There he received three patents of land (640 acres–about a square mile) for his farm. He hauled freight, too, and life was good. Fifteen years later, he’d bought a bigger ranch. He and his oldest son drove their cattle and the cattle of their neighbors up the Shawnee Trail to Illinois where beef prices were better. The venture was a success, earning them a profit of $36 per head! You can bet that Loving was all up for doing that again!
All went well until the Civil War broke out. The Confederate Army commissioned Loving to provide cattle for southern soldiers, but when the war ended badly for the Confederates, Loving was left holding the bag for over $100,000. He needed a new market.
In 1866 he teamed up with Charles Goodnight. Together they drove their sizable herds to Fort Sumner, New Mexico where there was a large Indian reservation. They sold their beeves to the U.S. Army for $12,000 in gold and began to develop plans for new markets in the expanding West. The land was rugged, water was scarce, and there was always a threat of Indian attack. The relatively safe route Goodnight and Loving blazed came to be known as the Goodnight-Loving Trail. Cowboys drove hundreds of thousands of cattle along this trail over the next twenty years or more.
Sadly, Oliver Loving made his last trip up the trail in 1867. On his third drive, the herd was attacked by Comanche warriors along the Pecos River, and Loving was shot. The place where he was wounded is called Loving Bend. He struggled to reach Fort Sumner, but died there of gangrene. His friend Charles Goodnight had Loving’s body returned to Texas to be buried at the Greenwood Cemetery in Weatherford, Texas.

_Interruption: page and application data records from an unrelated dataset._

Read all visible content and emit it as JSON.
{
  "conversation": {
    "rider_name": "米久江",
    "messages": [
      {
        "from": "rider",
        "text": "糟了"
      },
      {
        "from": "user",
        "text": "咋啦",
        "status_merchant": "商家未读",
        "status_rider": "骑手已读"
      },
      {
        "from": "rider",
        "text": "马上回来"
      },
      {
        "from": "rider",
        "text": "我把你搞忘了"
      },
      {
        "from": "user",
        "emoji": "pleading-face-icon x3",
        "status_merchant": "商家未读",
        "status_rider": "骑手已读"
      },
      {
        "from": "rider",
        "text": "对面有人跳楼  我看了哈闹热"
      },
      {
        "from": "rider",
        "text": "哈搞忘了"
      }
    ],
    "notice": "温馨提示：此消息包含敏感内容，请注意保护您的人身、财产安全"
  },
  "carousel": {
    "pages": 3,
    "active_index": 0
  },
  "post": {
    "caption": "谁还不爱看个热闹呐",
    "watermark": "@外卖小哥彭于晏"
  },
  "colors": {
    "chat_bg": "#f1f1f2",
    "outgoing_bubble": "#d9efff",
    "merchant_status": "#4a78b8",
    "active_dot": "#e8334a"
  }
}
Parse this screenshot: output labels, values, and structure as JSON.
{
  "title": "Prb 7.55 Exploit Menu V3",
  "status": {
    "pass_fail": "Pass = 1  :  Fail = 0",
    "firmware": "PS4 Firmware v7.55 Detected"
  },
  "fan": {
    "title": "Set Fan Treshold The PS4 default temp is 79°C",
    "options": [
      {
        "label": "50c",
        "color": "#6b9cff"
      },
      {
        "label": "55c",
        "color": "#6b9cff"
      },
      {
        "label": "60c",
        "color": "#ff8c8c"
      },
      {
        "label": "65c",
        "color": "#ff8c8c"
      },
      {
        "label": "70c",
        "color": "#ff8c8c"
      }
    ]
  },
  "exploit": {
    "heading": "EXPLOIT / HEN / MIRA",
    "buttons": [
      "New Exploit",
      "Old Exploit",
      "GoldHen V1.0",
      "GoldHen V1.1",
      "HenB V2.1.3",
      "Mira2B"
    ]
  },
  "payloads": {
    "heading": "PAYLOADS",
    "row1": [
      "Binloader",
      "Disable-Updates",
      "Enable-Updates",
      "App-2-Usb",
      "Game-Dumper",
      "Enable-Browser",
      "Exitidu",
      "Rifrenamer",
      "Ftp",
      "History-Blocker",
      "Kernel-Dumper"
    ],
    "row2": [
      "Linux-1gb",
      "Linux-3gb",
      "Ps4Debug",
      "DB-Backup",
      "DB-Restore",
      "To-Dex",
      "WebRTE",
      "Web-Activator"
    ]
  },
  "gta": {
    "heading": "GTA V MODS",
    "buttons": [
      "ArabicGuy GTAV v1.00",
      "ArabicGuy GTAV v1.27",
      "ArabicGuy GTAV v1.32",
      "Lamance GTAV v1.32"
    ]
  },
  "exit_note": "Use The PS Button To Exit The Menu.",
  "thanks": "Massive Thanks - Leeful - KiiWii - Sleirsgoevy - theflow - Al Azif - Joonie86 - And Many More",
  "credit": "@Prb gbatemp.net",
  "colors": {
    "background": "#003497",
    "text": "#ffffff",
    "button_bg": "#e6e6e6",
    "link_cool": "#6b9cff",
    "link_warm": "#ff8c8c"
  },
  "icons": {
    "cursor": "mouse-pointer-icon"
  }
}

Loving County, Texas is named in honor of Oliver Loving and has the distinction of being the least populated county in the entire United States.